Items from a data source:
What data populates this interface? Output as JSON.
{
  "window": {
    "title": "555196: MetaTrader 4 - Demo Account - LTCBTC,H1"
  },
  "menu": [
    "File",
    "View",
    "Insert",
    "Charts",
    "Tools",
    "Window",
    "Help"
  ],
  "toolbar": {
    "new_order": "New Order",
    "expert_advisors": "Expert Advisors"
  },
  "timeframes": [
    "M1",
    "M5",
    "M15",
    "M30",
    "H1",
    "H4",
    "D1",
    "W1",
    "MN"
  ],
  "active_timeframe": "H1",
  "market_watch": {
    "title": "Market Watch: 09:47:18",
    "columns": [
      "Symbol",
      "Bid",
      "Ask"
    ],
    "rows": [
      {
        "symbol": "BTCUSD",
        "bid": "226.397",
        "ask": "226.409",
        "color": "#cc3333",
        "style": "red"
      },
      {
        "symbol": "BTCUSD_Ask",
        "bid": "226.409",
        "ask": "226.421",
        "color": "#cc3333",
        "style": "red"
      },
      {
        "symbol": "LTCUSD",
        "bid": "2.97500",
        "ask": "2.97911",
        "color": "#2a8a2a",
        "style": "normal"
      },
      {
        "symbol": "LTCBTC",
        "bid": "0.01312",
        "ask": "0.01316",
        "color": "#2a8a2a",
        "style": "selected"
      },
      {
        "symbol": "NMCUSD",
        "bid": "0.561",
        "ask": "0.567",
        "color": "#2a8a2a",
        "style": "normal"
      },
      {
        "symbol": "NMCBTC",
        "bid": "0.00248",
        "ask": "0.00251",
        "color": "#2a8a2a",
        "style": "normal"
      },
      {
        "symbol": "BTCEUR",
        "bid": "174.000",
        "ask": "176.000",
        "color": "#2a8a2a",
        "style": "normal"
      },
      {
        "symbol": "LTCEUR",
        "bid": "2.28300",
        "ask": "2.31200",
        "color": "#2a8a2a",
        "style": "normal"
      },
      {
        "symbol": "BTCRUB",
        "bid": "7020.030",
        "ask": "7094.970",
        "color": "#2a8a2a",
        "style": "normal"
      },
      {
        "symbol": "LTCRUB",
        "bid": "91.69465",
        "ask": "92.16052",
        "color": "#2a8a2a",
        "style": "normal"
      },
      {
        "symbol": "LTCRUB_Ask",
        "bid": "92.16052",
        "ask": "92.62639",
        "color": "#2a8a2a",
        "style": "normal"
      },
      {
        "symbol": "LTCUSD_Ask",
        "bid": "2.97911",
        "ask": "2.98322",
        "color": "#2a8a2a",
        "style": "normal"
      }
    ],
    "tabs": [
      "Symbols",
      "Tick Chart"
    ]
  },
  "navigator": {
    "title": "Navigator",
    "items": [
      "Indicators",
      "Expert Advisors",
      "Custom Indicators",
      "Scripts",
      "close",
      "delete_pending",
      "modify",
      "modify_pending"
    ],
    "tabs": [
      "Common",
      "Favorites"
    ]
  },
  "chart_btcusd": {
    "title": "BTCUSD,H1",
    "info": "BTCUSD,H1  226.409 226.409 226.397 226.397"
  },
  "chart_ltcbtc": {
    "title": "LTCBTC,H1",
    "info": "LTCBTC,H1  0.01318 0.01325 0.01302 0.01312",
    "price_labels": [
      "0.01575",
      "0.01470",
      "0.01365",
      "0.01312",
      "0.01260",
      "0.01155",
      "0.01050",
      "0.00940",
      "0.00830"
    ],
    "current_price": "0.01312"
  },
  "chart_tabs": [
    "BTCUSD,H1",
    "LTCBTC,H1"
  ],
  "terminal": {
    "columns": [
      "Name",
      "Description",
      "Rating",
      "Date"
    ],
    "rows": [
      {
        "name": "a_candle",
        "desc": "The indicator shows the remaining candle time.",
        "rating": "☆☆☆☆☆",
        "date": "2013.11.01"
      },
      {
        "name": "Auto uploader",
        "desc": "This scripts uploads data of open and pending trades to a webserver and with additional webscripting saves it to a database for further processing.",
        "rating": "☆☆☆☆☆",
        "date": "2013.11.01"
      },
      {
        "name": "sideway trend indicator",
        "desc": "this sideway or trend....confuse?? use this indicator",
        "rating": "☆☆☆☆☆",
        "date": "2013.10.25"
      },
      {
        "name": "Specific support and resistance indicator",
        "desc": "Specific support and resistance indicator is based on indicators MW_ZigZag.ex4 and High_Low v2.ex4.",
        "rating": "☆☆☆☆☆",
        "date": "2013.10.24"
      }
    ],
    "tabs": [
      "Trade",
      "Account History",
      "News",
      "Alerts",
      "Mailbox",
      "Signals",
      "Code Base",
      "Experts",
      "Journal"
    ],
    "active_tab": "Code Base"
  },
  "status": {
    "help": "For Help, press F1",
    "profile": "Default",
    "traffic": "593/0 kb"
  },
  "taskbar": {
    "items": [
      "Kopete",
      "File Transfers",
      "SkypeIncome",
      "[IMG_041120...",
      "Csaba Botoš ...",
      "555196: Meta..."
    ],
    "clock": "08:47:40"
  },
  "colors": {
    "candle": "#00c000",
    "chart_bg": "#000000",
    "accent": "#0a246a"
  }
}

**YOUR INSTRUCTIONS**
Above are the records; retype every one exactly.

**ANSWER SPACE**
What data populates this interface? Output as JSON.
{
  "window": {
    "title": "555196: MetaTrader 4 - Demo Account - LTCBTC,H1"
  },
  "menu": [
    "File",
    "View",
    "Insert",
    "Charts",
    "Tools",
    "Window",
    "Help"
  ],
  "toolbar": {
    "new_order": "New Order",
    "expert_advisors": "Expert Advisors"
  },
  "timeframes": [
    "M1",
    "M5",
    "M15",
    "M30",
    "H1",
    "H4",
    "D1",
    "W1",
    "MN"
  ],
  "active_timeframe": "H1",
  "market_watch": {
    "title": "Market Watch: 09:47:18",
    "columns": [
      "Symbol",
      "Bid",
      "Ask"
    ],
    "rows": [
      {
        "symbol": "BTCUSD",
        "bid": "226.397",
        "ask": "226.409",
        "color": "#cc3333",
        "style": "red"
      },
      {
        "symbol": "BTCUSD_Ask",
        "bid": "226.409",
        "ask": "226.421",
        "color": "#cc3333",
        "style": "red"
      },
      {
        "symbol": "LTCUSD",
        "bid": "2.97500",
        "ask": "2.97911",
        "color": "#2a8a2a",
        "style": "normal"
      },
      {
        "symbol": "LTCBTC",
        "bid": "0.01312",
        "ask": "0.01316",
        "color": "#2a8a2a",
        "style": "selected"
      },
      {
        "symbol": "NMCUSD",
        "bid": "0.561",
        "ask": "0.567",
        "color": "#2a8a2a",
        "style": "normal"
      },
      {
        "symbol": "NMCBTC",
        "bid": "0.00248",
        "ask": "0.00251",
        "color": "#2a8a2a",
        "style": "normal"
      },
      {
        "symbol": "BTCEUR",
        "bid": "174.000",
        "ask": "176.000",
        "color": "#2a8a2a",
        "style": "normal"
      },
      {
        "symbol": "LTCEUR",
        "bid": "2.28300",
        "ask": "2.31200",
        "color": "#2a8a2a",
        "style": "normal"
      },
      {
        "symbol": "BTCRUB",
        "bid": "7020.030",
        "ask": "7094.970",
        "color": "#2a8a2a",
        "style": "normal"
      },
      {
        "symbol": "LTCRUB",
        "bid": "91.69465",
        "ask": "92.16052",
        "color": "#2a8a2a",
        "style": "normal"
      },
      {
        "symbol": "LTCRUB_Ask",
        "bid": "92.16052",
        "ask": "92.62639",
        "color": "#2a8a2a",
        "style": "normal"
      },
      {
        "symbol": "LTCUSD_Ask",
        "bid": "2.97911",
        "ask": "2.98322",
        "color": "#2a8a2a",
        "style": "normal"
      }
    ],
    "tabs": [
      "Symbols",
      "Tick Chart"
    ]
  },
  "navigator": {
    "title": "Navigator",
    "items": [
      "Indicators",
      "Expert Advisors",
      "Custom Indicators",
      "Scripts",
      "close",
      "delete_pending",
      "modify",
      "modify_pending"
    ],
    "tabs": [
      "Common",
      "Favorites"
    ]
  },
  "chart_btcusd": {
    "title": "BTCUSD,H1",
    "info": "BTCUSD,H1  226.409 226.409 226.397 226.397"
  },
  "chart_ltcbtc": {
    "title": "LTCBTC,H1",
    "info": "LTCBTC,H1  0.01318 0.01325 0.01302 0.01312",
    "price_labels": [
      "0.01575",
      "0.01470",
      "0.01365",
      "0.01312",
      "0.01260",
      "0.01155",
      "0.01050",
      "0.00940",
      "0.00830"
    ],
    "current_price": "0.01312"
  },
  "chart_tabs": [
    "BTCUSD,H1",
    "LTCBTC,H1"
  ],
  "terminal": {
    "columns": [
      "Name",
      "Description",
      "Rating",
      "Date"
    ],
    "rows": [
      {
        "name": "a_candle",
        "desc": "The indicator shows the remaining candle time.",
        "rating": "☆☆☆☆☆",
        "date": "2013.11.01"
      },
      {
        "name": "Auto uploader",
        "desc": "This scripts uploads data of open and pending trades to a webserver and with additional webscripting saves it to a database for further processing.",
        "rating": "☆☆☆☆☆",
        "date": "2013.11.01"
      },
      {
        "name": "sideway trend indicator",
        "desc": "this sideway or trend....confuse?? use this indicator",
        "rating": "☆☆☆☆☆",
        "date": "2013.10.25"
      },
      {
        "name": "Specific support and resistance indicator",
        "desc": "Specific support and resistance indicator is based on indicators MW_ZigZag.ex4 and High_Low v2.ex4.",
        "rating": "☆☆☆☆☆",
        "date": "2013.10.24"
      }
    ],
    "tabs": [
      "Trade",
      "Account History",
      "News",
      "Alerts",
      "Mailbox",
      "Signals",
      "Code Base",
      "Experts",
      "Journal"
    ],
    "active_tab": "Code Base"
  },
  "status": {
    "help": "For Help, press F1",
    "profile": "Default",
    "traffic": "593/0 kb"
  },
  "taskbar": {
    "items": [
      "Kopete",
      "File Transfers",
      "SkypeIncome",
      "[IMG_041120...",
      "Csaba Botoš ...",
      "555196: Meta..."
    ],
    "clock": "08:47:40"
  },
  "colors": {
    "candle": "#00c000",
    "chart_bg": "#000000",
    "accent": "#0a246a"
  }
}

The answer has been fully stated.